  11. 11. Specific cytokine targets II New players: IL-17 high-mobility group box-1 protein myeloid related proteins Unclear why human trials so far unsuccessful
  12. 12. Activated Protein C aPC developed on basis of Protein C - naturally occurring anticoagulant -consumed in sepsis (correlated with outcome) Additional anti-inflammatory action = preventing excessive generation of thrombin. May prevent production of pro-inflammatory cytokines PROWESS and PROWESS-SHOCK The PROWESS phase 3 clinical trial subsequently showed that the treatment of severe sepsis with rhAPC reduced the relative and absolute death risk by 19.4 and 6.1%, respectively. By what mechanism?
  13. 13. Renal replacement therapies If targeted therapies don’t work... would whole “blood purification”? Rationale: non-selective removal of inflammatory mediators/bacterial products Promising results (case series only) with all techniques - haemofiltration/dialysis, variety adsorption mediums... Ongoing randomised trials
  14. 14. Renal replacement therapies II No large-scale studies with answers to timing, duration, frequency of therapies At least 1 RCT did not demonstrate improvement in clearance or outcome Currently insufficient data to support use of haemofiltration in absence of renal failure
  15. 15. Targets still under investigation Toll-like receptors Beta-adrenergic modulation Anti-microbial peptides Gene inhibition Statin therapy Melatonin Selenium
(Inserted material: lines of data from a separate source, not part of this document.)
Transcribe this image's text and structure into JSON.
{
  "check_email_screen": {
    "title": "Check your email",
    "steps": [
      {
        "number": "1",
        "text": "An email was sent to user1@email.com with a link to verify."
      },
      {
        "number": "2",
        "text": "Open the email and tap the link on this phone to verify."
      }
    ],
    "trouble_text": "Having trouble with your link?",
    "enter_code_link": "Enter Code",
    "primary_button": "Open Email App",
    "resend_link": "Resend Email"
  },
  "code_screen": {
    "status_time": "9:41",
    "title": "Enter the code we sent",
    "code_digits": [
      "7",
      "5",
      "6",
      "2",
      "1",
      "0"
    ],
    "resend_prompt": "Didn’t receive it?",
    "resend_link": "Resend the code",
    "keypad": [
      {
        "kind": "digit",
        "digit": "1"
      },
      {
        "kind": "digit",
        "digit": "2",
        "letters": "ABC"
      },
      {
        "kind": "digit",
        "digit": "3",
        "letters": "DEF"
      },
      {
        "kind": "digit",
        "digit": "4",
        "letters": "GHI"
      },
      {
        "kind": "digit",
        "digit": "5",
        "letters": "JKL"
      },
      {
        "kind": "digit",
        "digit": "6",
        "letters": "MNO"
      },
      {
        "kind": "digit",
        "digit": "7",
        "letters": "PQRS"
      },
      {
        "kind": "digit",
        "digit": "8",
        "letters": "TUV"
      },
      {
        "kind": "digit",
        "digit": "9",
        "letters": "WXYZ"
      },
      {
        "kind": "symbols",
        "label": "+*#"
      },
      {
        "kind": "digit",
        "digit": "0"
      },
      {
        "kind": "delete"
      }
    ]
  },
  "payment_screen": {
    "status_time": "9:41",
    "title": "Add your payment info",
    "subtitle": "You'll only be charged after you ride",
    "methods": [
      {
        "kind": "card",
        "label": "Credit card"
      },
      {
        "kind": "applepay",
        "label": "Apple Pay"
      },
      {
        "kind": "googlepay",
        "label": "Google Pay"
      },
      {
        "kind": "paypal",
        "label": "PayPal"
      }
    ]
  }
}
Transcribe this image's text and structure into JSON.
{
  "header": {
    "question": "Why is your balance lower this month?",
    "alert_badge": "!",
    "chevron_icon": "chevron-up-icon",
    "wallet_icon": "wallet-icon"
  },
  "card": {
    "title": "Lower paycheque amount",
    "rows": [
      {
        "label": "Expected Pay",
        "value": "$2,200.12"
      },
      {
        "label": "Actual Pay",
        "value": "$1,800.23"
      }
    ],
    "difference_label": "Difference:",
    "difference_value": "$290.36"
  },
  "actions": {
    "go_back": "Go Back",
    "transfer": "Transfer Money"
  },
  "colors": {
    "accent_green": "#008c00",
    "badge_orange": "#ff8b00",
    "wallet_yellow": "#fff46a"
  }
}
  16. 16. Conclusion Reducing mortality in sepsis a clinical need that remains unmet Designing appropriate therapies has been particularly challenging Many contributing factors to this Approaching fifty years of widespread knowledge of existence of inflammatory response to sepsis Still only one licensed drug available - corticosteroids